Readers of the blog know that I’ve been struggling a bit with intuitive eating. First, I was worried that I couldn’t trust myself without limits. Then, after I started to loosen the limits, I caught myself using intuitive eating as an excuse to eat poorly.
Now, I’m coming to understand another difficulty: I’m having a hard time distinguishing between intuitive eating and habitual eating. What feels like intuition, for me, is often poorly concealed habit. A key element of intuitive eating, as I understand it, is conscious eating. Knowing what I’m craving. Acting on that craving. Paying attention to whether the craving has been met. Habitual eating – which can feel a lot like a craving, can even become a real honest-to-goodness craving – is the opposite of conscious eating.
Some food habits I have that I’ve just begun to notice:
- I eat dinner as soon as possible after getting home. I come in the front door, drop the bags, change into my loungey clothes and head into the kitchen. Doesn’t matter if I’m getting home at 5:30 or 8:00.
- I have a meal-sized sample of everything I’ve cooked. Doesn’t matter if I’m making risotto at 8:00 in the morning or muffins at 9:00 at night.
- When I shop for groceries, I buy myself a drinkable treat. Could be a latte (when I’m at the grocery store that has a coffee shop inside) or a diet soda or whatever else looks good, but I always get something.
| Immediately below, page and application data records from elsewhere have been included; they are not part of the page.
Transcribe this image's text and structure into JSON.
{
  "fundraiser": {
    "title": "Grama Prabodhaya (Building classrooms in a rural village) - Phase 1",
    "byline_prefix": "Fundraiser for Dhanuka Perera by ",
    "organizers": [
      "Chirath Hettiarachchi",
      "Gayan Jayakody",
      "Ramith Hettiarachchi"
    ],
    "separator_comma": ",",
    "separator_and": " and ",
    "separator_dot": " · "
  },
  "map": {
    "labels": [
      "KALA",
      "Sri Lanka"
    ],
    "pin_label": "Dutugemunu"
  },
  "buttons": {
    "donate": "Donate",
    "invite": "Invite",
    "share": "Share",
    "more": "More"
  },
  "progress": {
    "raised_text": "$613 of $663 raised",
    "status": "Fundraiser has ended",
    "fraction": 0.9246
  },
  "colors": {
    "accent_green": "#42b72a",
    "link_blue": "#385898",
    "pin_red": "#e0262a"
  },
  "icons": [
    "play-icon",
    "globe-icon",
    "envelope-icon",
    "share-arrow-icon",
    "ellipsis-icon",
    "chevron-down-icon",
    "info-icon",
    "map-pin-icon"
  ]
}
- When I shop at the coop, I take a run through the salad bar for lunch.
- At restaurants? I always order the same damned thing. The Kurdish restaurant? Dowjic. Tex-mex? Chicken taquitos. Cambodian restaurant? Loth cha. Thai restaurant? Green curry. Chipotle? Burrito bowl, no rice, black beans, fajita veggies, chicken, tomato salsa, corn salsa, “just a little” cheese and sour cream, lettuce.
I want to get a handle on all these little habits. I want to recognize them as such, so I can call myself on them. That’s not to say that I’ll deny myself these pleasures, but I want to do so in full awareness of what I’m choosing – and why.
That actually reminds me of something else I’ve been noodling about lately. A commenter here keeps a food diary online. She takes pictures of her meals and posts them on her blog. I’m always interested to read it – in part because I’m fascinated by food in general (dammit! I’m a living fat stereotype), but also because I’ve been thinking about doing the same thing. Oh, I probably wouldn’t post it online – that’s not what this blog is about, and I certainly don’t want to start maintaining another one! – but the idea of capturing what I’m eating appeals to me. I like order. I like lists. I love to plan things. I would take some pleasure in keeping track of what I’ve eaten on a given day – not to see whether I’ve been “good” or “bad” but because I’m really, actually interested. And, while I’m no longer counting calories or fat grams, I do want to be sure that I’m eating a balanced diet generally, that I’m getting the nutrition that I need.
But where’s the line between a disordered obsession with food – an obsession with how much and how many and “good” and “bad” – and a healthy awareness and interest in what I’m eating? Am I kidding myself to think that I can have one without the other?